I went to a writing workshop and the teacher recommended the book “The War of Art” by Robert Pressfield.  In his book, Pressfield talks about how the professional shows up for work and does their work.  Even though we as writers often think of ourselves as artists or creative minds, we still need to treat writing or creating like a job, if we expect to make money off it.  Don’t get me wrong, I know people who can’t wait to write, who spend their day fully inspired and mill out thousands upon thousands of words a day and make it look very easy.

I am not one of those people.  I have to fight to make myself sit down and do my work.  I have to fight my mind to stay away from all the distractions of the world.  But I’m good at getting organized and keeping to a schedule when I’m committed.

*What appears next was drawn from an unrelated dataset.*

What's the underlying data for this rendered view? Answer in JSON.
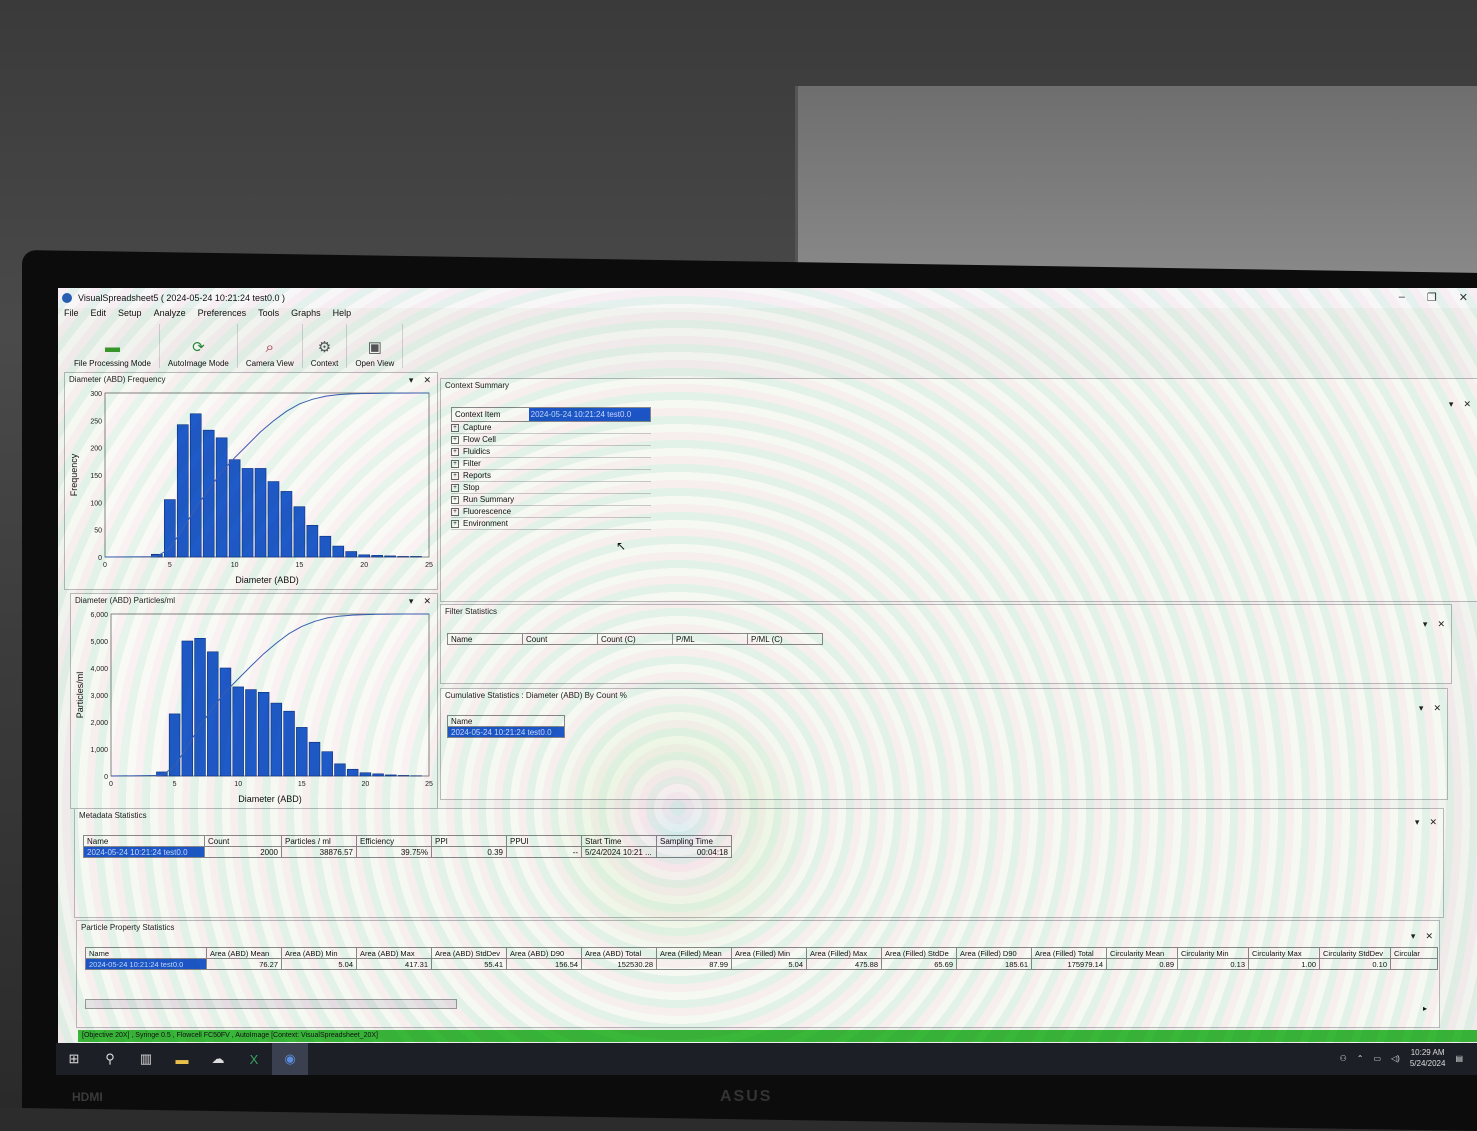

So now, every Monday I make a list of my goals for the week.  I also know what I need to get accomplished by Friday, and I know when I’m going to work.  I’m lucky enough to be able to commit myself full time to writing, but if you’re working another job while you try to build a writing career, it’s still important to set goals and set aside time to get your “work” done.  Even if it’s just a half hour a day, that half hour will get closer each week to where you want to be.

So don’t wait for the muse.  Get to that desk, kitchen table, notebook at the library, and do your writing.  If you do it regularly and show up, you’ll be surprised how often the muse decides to join you.  When you’re regular, she’s more likely to be as well.

And go back and read work you wrote when you weren’t necessarily “in the zone,”  there’s a good chance it’s just as good as when things are flowing.  The zone really is just perception.

So get out there, and keep writing.  Muse be damned.

photo credit: _______ ____ _ via photopin (license)